A common scam involves adverts about addressing and stuffing envelopes, which ask for a registration fee. If you pay the fee, you get advice to place adverts like the one you saw, but no actual work. Another asks for money for home assembly kits and promises your money back and payment for completed kits. However, the advertiser will pocket any money you send, claiming the kit you assembled didn't meet the required standard.

If you feel you've been the victim of a homeworking scam, contact your local Trading Standards Department.

Teleworking

The main difference between 'homeworking' and 'teleworking' is that teleworkers, who may work full-time from home, are usually doing office work rather than practical work, and frequently make use of computers and other electronic devices to do their work and communicate directly with their office base. Some teleworkers spend part of their week working in the office and part working at home. As with homeworking, your rights will depend on your employment status; if you are an 'employee' you will have the same rights as any other 'employee'.

Pros and cons of homeworking

Benefits include:

  • More flexibility about the hours you work, allowing you to meet commitments at home, like childcare
  • Freeing up time and money that might be spent travelling
  • Helping to reduce stress
Drawbacks include:

  • The possibility of feeling isolated
  • Missing out on office-based learning opportunities
  • Your employer may insist that you're available at home during normal working hours, so you may lose some of the flexibility which working from home can give
  • You may have to sacrifice living space to set up a workstation which will satisfy health and safety standards
  • Your employer is likely to insist that they must inspect your workstation to make sure it's suitable, meaning you'll have to let them into your home
Security risks

Data security may be at risk if you use a personal computer, so your employer may provide you with one.

You will have to make sure that any visitors to your house don't see any sensitive material you're working with.

What to do next

If you want to work from home

Speak to your employer. The law says employers must seriously consider requests from parents of young or disabled children, and there's often a good case for allowing employees to vary their work patterns. However, unless it says so in your contract, your employer doesn't have to agree.

If you don't want to work from home

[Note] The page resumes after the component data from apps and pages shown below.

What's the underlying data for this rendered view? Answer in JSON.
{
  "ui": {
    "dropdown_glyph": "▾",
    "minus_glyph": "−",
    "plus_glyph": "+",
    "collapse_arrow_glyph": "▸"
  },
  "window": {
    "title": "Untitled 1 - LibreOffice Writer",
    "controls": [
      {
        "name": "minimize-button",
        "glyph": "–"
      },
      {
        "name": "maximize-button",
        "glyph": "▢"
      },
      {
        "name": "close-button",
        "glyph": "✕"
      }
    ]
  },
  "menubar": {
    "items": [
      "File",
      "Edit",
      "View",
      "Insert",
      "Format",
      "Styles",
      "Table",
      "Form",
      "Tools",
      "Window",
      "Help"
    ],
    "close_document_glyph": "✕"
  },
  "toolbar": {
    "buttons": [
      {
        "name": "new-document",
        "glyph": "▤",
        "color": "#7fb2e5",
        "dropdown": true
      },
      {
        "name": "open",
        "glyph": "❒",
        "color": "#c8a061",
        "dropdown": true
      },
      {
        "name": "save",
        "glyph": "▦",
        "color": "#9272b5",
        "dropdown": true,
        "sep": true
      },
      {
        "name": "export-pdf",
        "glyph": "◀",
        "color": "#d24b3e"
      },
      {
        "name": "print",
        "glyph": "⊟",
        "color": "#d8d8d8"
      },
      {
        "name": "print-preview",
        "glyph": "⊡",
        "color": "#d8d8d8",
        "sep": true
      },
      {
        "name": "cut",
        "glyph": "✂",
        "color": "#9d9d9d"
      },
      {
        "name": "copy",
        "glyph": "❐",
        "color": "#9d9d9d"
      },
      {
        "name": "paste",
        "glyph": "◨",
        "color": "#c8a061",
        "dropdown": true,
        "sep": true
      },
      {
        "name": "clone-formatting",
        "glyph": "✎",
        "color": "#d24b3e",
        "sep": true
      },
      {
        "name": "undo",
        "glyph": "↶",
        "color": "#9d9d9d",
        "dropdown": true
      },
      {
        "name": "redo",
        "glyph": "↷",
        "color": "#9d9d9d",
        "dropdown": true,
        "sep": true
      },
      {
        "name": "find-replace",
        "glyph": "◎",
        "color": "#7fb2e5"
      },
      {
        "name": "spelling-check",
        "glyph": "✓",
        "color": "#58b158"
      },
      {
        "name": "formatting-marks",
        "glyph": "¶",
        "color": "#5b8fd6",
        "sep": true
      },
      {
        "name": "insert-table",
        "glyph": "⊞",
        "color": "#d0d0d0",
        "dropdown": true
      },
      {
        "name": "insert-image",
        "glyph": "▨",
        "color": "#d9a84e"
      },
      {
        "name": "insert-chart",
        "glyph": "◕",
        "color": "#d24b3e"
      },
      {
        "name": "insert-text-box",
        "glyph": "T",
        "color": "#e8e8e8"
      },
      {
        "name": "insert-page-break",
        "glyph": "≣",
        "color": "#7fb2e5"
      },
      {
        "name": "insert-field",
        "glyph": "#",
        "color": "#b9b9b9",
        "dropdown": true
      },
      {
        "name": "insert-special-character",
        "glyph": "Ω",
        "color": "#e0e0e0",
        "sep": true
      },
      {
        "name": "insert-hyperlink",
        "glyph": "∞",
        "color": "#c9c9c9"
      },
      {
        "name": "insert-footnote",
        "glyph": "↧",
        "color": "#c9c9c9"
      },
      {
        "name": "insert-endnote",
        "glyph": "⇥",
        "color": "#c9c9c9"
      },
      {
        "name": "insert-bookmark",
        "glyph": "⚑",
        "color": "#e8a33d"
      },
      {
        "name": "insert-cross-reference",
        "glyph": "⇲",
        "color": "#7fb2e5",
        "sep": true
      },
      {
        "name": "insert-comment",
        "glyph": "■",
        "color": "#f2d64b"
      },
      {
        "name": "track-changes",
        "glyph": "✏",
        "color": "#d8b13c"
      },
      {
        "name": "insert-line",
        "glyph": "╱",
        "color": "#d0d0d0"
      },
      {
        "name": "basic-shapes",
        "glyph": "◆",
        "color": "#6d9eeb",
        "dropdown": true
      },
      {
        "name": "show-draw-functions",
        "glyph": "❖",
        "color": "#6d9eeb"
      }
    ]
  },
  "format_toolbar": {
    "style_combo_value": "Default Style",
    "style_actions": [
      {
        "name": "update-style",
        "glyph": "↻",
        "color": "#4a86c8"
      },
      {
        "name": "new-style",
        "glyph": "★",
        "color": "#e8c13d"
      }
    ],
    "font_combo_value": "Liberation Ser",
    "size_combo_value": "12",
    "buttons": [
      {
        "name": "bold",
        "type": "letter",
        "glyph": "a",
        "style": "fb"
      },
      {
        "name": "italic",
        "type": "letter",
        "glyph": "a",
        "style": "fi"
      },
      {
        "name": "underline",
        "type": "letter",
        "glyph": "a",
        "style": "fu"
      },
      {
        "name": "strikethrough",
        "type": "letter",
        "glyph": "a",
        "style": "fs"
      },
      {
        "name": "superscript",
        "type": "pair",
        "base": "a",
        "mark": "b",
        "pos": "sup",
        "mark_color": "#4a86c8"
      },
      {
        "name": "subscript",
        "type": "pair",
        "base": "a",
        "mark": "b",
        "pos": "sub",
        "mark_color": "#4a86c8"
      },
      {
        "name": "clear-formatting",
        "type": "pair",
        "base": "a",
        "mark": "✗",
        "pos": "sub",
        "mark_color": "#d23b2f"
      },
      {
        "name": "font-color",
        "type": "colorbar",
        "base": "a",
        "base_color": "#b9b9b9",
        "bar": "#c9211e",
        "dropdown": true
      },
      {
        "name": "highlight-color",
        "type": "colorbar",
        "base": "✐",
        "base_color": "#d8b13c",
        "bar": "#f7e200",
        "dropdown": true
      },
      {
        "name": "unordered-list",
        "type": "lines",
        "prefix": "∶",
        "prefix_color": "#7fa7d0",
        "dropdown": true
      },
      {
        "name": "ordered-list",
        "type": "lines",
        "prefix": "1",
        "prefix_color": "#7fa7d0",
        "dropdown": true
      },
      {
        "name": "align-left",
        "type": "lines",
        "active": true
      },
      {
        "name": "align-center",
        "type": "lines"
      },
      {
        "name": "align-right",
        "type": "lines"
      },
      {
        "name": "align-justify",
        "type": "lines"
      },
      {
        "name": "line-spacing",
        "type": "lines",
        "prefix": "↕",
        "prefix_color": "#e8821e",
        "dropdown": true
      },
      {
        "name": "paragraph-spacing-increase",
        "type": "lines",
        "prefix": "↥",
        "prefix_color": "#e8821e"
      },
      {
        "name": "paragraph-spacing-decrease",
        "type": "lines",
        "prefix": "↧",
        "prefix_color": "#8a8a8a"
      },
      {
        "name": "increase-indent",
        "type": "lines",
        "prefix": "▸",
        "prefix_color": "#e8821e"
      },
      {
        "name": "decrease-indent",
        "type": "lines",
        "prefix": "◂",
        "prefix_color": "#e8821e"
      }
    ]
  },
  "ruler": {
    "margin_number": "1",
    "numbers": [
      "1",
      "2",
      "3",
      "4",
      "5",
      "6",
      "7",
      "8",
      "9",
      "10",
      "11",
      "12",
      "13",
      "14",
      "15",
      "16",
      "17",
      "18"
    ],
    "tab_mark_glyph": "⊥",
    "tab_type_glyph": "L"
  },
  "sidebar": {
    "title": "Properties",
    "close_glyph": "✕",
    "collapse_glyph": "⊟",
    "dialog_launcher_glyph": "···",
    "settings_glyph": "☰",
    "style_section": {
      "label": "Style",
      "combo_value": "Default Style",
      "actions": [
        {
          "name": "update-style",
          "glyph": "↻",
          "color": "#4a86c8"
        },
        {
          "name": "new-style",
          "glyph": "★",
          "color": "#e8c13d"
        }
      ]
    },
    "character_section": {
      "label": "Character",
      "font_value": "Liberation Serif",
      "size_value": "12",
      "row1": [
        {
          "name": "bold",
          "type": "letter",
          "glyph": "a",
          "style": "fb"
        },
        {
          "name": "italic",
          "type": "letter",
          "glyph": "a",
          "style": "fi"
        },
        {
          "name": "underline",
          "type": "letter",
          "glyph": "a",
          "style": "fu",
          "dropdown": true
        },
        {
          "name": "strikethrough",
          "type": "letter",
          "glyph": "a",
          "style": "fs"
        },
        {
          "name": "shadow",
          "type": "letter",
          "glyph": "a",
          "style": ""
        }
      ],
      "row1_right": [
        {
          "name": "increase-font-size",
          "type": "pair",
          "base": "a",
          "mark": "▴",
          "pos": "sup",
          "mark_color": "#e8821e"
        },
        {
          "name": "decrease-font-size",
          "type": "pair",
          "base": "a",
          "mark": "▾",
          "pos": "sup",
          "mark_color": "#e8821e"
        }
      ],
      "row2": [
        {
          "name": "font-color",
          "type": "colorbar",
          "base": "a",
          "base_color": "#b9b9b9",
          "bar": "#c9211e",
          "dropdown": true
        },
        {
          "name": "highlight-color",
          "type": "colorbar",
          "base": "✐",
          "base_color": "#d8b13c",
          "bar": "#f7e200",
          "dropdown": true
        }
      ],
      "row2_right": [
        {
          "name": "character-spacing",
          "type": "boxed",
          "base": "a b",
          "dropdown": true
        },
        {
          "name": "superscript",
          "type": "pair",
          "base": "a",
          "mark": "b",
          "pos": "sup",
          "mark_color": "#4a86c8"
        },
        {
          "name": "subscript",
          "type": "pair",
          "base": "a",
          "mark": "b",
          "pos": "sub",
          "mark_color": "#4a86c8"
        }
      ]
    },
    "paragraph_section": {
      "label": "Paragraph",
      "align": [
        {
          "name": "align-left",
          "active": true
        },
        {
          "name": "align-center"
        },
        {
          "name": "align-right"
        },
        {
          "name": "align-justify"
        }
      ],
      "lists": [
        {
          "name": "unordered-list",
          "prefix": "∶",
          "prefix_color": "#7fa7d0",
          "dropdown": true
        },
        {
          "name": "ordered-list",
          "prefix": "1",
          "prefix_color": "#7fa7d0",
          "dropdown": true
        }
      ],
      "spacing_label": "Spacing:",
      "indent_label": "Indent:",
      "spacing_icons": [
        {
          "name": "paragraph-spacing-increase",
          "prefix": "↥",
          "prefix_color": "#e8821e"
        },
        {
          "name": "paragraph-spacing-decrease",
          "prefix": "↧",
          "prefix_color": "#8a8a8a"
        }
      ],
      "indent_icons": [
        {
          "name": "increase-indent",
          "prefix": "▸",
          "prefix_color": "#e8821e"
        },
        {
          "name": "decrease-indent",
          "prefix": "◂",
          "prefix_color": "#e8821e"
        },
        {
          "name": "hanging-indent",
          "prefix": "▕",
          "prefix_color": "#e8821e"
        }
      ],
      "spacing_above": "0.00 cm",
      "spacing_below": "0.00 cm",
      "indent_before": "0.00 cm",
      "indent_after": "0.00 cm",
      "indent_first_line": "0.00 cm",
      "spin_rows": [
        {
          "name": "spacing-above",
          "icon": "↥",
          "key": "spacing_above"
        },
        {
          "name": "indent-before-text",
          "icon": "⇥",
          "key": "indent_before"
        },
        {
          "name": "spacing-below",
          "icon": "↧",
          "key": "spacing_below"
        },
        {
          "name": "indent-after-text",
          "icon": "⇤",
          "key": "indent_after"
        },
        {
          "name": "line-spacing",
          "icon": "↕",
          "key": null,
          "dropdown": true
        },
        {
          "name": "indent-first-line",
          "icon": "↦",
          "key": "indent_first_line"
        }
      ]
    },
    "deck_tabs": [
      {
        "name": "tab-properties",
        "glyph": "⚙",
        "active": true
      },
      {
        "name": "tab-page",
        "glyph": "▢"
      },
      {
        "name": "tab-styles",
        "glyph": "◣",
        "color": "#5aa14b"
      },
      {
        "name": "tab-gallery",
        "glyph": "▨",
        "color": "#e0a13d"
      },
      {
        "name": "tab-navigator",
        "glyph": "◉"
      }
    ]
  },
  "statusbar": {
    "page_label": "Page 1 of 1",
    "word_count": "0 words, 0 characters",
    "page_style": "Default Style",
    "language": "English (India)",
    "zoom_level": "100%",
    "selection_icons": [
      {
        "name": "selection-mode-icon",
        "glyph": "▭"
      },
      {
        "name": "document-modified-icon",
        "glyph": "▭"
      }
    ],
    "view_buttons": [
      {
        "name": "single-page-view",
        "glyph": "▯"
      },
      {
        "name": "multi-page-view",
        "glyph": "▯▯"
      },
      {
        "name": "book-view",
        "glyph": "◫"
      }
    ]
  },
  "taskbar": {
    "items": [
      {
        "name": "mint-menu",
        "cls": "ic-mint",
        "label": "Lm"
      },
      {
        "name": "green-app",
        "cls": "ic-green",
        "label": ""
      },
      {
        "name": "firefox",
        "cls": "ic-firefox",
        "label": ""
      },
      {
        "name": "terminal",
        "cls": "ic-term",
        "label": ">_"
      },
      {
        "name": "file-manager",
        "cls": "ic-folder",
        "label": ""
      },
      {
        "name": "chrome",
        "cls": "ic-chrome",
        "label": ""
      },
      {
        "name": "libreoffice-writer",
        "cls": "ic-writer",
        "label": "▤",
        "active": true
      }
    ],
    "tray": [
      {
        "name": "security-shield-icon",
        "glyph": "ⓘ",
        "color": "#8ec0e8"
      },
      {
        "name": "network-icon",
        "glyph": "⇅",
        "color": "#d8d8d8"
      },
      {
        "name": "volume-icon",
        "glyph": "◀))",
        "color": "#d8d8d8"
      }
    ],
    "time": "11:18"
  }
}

Unless your contract says you're required to work from home, your employer can't make you – note that your contract may be partly in writing and partly verbal. Nor can they make you take work home with you after a day in the office. Your working hours should be set out in your contract and mustn't exceed the limits set out in the Working Time Regulations (unless you have consented, in writing, to opt out of these limits).